# [Prompt]
Repeat the entire listing below exactly.

# [Data records]
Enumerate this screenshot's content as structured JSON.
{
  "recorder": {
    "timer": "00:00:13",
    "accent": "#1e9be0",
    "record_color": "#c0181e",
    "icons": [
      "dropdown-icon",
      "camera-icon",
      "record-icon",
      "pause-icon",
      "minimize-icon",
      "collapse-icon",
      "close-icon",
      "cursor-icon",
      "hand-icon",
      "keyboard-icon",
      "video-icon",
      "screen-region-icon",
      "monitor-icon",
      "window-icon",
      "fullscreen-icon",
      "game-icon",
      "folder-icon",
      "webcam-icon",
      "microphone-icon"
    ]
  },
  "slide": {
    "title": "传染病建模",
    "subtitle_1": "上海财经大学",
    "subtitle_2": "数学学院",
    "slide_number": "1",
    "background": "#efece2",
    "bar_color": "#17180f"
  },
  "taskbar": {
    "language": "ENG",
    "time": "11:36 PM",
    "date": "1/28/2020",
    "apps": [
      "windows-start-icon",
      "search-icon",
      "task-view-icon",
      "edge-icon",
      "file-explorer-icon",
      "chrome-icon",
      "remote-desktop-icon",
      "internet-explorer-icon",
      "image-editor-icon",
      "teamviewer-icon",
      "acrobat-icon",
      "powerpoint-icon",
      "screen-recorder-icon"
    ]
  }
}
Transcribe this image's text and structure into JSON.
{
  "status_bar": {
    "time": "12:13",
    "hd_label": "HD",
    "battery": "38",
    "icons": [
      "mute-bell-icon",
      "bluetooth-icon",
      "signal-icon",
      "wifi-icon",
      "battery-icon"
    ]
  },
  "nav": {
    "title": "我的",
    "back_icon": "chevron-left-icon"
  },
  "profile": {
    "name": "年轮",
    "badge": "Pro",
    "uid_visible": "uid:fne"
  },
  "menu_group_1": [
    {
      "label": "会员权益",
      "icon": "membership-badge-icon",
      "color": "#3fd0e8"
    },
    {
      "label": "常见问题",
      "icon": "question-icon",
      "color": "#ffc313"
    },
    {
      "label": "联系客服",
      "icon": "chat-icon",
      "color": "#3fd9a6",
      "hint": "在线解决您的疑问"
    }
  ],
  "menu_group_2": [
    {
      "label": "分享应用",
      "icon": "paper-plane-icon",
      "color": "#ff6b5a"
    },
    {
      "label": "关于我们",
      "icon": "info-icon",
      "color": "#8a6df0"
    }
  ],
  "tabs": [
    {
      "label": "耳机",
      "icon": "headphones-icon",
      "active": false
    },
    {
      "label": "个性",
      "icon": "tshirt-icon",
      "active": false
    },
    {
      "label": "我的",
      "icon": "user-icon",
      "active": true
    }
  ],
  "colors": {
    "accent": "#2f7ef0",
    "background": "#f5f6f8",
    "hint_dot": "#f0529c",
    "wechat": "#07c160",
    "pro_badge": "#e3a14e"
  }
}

# [Task output]
Enumerate this screenshot's content as structured JSON.
{
  "recorder": {
    "timer": "00:00:13",
    "accent": "#1e9be0",
    "record_color": "#c0181e",
    "icons": [
      "dropdown-icon",
      "camera-icon",
      "record-icon",
      "pause-icon",
      "minimize-icon",
      "collapse-icon",
      "close-icon",
      "cursor-icon",
      "hand-icon",
      "keyboard-icon",
      "video-icon",
      "screen-region-icon",
      "monitor-icon",
      "window-icon",
      "fullscreen-icon",
      "game-icon",
      "folder-icon",
      "webcam-icon",
      "microphone-icon"
    ]
  },
  "slide": {
    "title": "传染病建模",
    "subtitle_1": "上海财经大学",
    "subtitle_2": "数学学院",
    "slide_number": "1",
    "background": "#efece2",
    "bar_color": "#17180f"
  },
  "taskbar": {
    "language": "ENG",
    "time": "11:36 PM",
    "date": "1/28/2020",
    "apps": [
      "windows-start-icon",
      "search-icon",
      "task-view-icon",
      "edge-icon",
      "file-explorer-icon",
      "chrome-icon",
      "remote-desktop-icon",
      "internet-explorer-icon",
      "image-editor-icon",
      "teamviewer-icon",
      "acrobat-icon",
      "powerpoint-icon",
      "screen-recorder-icon"
    ]
  }
}
Transcribe this image's text and structure into JSON.
{
  "status_bar": {
    "time": "12:13",
    "hd_label": "HD",
    "battery": "38",
    "icons": [
      "mute-bell-icon",
      "bluetooth-icon",
      "signal-icon",
      "wifi-icon",
      "battery-icon"
    ]
  },
  "nav": {
    "title": "我的",
    "back_icon": "chevron-left-icon"
  },
  "profile": {
    "name": "年轮",
    "badge": "Pro",
    "uid_visible": "uid:fne"
  },
  "menu_group_1": [
    {
      "label": "会员权益",
      "icon": "membership-badge-icon",
      "color": "#3fd0e8"
    },
    {
      "label": "常见问题",
      "icon": "question-icon",
      "color": "#ffc313"
    },
    {
      "label": "联系客服",
      "icon": "chat-icon",
      "color": "#3fd9a6",
      "hint": "在线解决您的疑问"
    }
  ],
  "menu_group_2": [
    {
      "label": "分享应用",
      "icon": "paper-plane-icon",
      "color": "#ff6b5a"
    },
    {
      "label": "关于我们",
      "icon": "info-icon",
      "color": "#8a6df0"
    }
  ],
  "tabs": [
    {
      "label": "耳机",
      "icon": "headphones-icon",
      "active": false
    },
    {
      "label": "个性",
      "icon": "tshirt-icon",
      "active": false
    },
    {
      "label": "我的",
      "icon": "user-icon",
      "active": true
    }
  ],
  "colors": {
    "accent": "#2f7ef0",
    "background": "#f5f6f8",
    "hint_dot": "#f0529c",
    "wechat": "#07c160",
    "pro_badge": "#e3a14e"
  }
}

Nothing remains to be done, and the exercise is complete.